--- Problem details ---
Once the images are set aside, print the remaining lines below exactly.

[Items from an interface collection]

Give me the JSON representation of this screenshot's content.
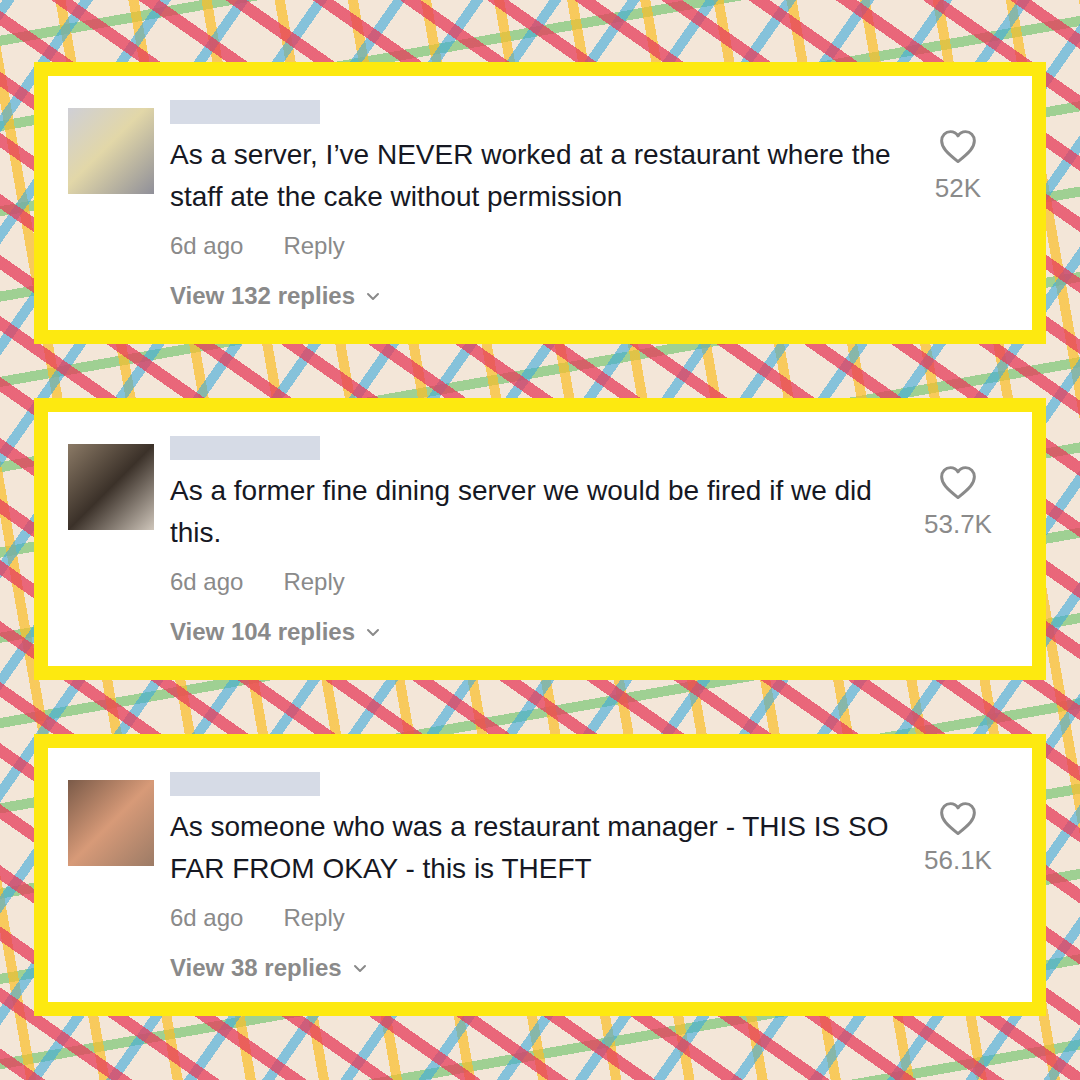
{
  "comments": [
    {
      "text": "As a server, I’ve NEVER worked at a restaurant where the staff ate the cake without permission",
      "time": "6d ago",
      "reply": "Reply",
      "likes": "52K",
      "replies": "View 132 replies",
      "liked": false
    },
    {
      "text": "As a former fine dining server we would be fired if we did this.",
      "time": "6d ago",
      "reply": "Reply",
      "likes": "53.7K",
      "replies": "View 104 replies",
      "liked": false
    },
    {
      "text": "As someone who was a restaurant manager - THIS IS SO FAR FROM OKAY - this is THEFT",
      "time": "6d ago",
      "reply": "Reply",
      "likes": "56.1K",
      "replies": "View 38 replies",
      "liked": false
    }
  ]
}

--- Task output ---
Give me the JSON representation of this screenshot's content.
{
  "comments": [
    {
      "text": "As a server, I’ve NEVER worked at a restaurant where the staff ate the cake without permission",
      "time": "6d ago",
      "reply": "Reply",
      "likes": "52K",
      "replies": "View 132 replies",
      "liked": false
    },
    {
      "text": "As a former fine dining server we would be fired if we did this.",
      "time": "6d ago",
      "reply": "Reply",
      "likes": "53.7K",
      "replies": "View 104 replies",
      "liked": false
    },
    {
      "text": "As someone who was a restaurant manager - THIS IS SO FAR FROM OKAY - this is THEFT",
      "time": "6d ago",
      "reply": "Reply",
      "likes": "56.1K",
      "replies": "View 38 replies",
      "liked": false
    }
  ]
}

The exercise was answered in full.